DATASET RECORDS ::
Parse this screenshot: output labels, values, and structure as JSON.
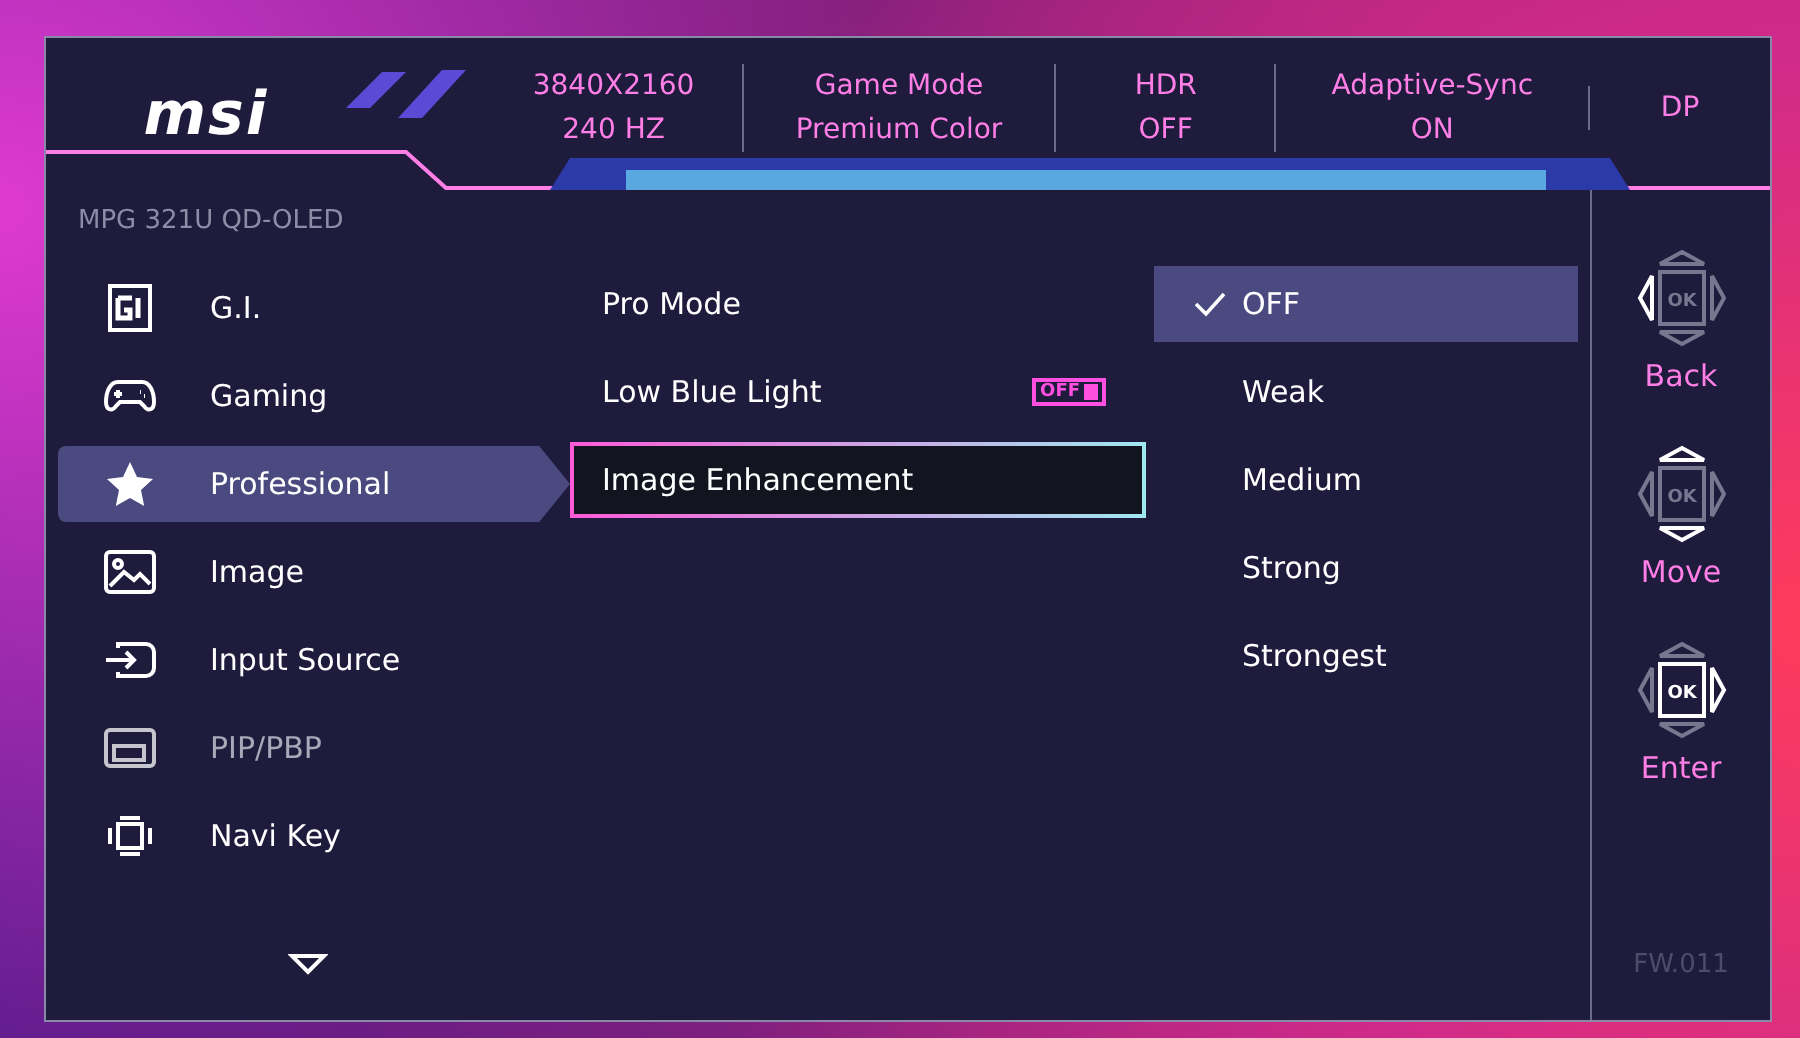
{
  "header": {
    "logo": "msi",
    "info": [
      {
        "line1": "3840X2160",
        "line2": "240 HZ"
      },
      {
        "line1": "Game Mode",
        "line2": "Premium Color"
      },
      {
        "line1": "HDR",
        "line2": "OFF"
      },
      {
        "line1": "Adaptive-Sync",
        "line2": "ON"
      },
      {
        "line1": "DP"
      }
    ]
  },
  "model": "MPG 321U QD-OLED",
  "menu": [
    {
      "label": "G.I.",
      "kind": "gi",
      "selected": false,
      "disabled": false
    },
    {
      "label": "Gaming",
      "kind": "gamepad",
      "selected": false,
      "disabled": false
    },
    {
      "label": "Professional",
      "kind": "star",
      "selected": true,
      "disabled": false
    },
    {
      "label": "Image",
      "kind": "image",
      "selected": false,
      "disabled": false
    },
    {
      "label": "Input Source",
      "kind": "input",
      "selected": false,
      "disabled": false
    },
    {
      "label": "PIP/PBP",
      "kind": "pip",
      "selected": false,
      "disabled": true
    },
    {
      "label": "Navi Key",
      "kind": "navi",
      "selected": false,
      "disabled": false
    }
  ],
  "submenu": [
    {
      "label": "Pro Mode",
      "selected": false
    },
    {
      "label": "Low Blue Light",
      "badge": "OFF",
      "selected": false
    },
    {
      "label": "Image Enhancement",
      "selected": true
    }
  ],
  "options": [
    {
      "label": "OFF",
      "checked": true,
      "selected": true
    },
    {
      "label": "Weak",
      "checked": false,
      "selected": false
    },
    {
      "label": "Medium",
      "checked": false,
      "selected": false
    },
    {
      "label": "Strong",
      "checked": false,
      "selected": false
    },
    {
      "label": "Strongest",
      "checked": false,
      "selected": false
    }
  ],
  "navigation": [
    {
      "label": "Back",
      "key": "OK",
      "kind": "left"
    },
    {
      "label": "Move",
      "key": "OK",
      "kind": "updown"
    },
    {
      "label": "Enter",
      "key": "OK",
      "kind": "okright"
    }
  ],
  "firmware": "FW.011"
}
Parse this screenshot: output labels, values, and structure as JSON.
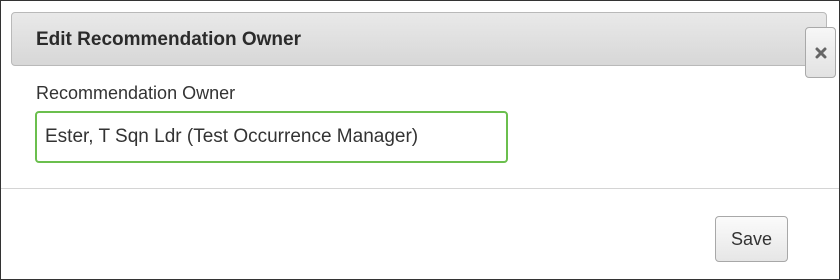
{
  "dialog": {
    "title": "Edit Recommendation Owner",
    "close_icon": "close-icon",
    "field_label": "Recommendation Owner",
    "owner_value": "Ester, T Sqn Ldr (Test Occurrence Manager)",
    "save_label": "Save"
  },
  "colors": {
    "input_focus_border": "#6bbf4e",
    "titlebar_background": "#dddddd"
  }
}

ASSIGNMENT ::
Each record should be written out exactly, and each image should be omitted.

WRITTEN ANSWER ::
Parse this screenshot: output labels, values, and structure as JSON.
{
  "header": {
    "logo": "msi",
    "info": [
      {
        "line1": "3840X2160",
        "line2": "240 HZ"
      },
      {
        "line1": "Game Mode",
        "line2": "Premium Color"
      },
      {
        "line1": "HDR",
        "line2": "OFF"
      },
      {
        "line1": "Adaptive-Sync",
        "line2": "ON"
      },
      {
        "line1": "DP"
      }
    ]
  },
  "model": "MPG 321U QD-OLED",
  "menu": [
    {
      "label": "G.I.",
      "kind": "gi",
      "selected": false,
      "disabled": false
    },
    {
      "label": "Gaming",
      "kind": "gamepad",
      "selected": false,
      "disabled": false
    },
    {
      "label": "Professional",
      "kind": "star",
      "selected": true,
      "disabled": false
    },
    {
      "label": "Image",
      "kind": "image",
      "selected": false,
      "disabled": false
    },
    {
      "label": "Input Source",
      "kind": "input",
      "selected": false,
      "disabled": false
    },
    {
      "label": "PIP/PBP",
      "kind": "pip",
      "selected": false,
      "disabled": true
    },
    {
      "label": "Navi Key",
      "kind": "navi",
      "selected": false,
      "disabled": false
    }
  ],
  "submenu": [
    {
      "label": "Pro Mode",
      "selected": false
    },
    {
      "label": "Low Blue Light",
      "badge": "OFF",
      "selected": false
    },
    {
      "label": "Image Enhancement",
      "selected": true
    }
  ],
  "options": [
    {
      "label": "OFF",
      "checked": true,
      "selected": true
    },
    {
      "label": "Weak",
      "checked": false,
      "selected": false
    },
    {
      "label": "Medium",
      "checked": false,
      "selected": false
    },
    {
      "label": "Strong",
      "checked": false,
      "selected": false
    },
    {
      "label": "Strongest",
      "checked": false,
      "selected": false
    }
  ],
  "navigation": [
    {
      "label": "Back",
      "key": "OK",
      "kind": "left"
    },
    {
      "label": "Move",
      "key": "OK",
      "kind": "updown"
    },
    {
      "label": "Enter",
      "key": "OK",
      "kind": "okright"
    }
  ],
  "firmware": "FW.011"
}
Parse this screenshot: output labels, values, and structure as JSON.
{
  "dialog": {
    "title": "Edit Recommendation Owner",
    "close_icon": "close-icon",
    "field_label": "Recommendation Owner",
    "owner_value": "Ester, T Sqn Ldr (Test Occurrence Manager)",
    "save_label": "Save"
  },
  "colors": {
    "input_focus_border": "#6bbf4e",
    "titlebar_background": "#dddddd"
  }
}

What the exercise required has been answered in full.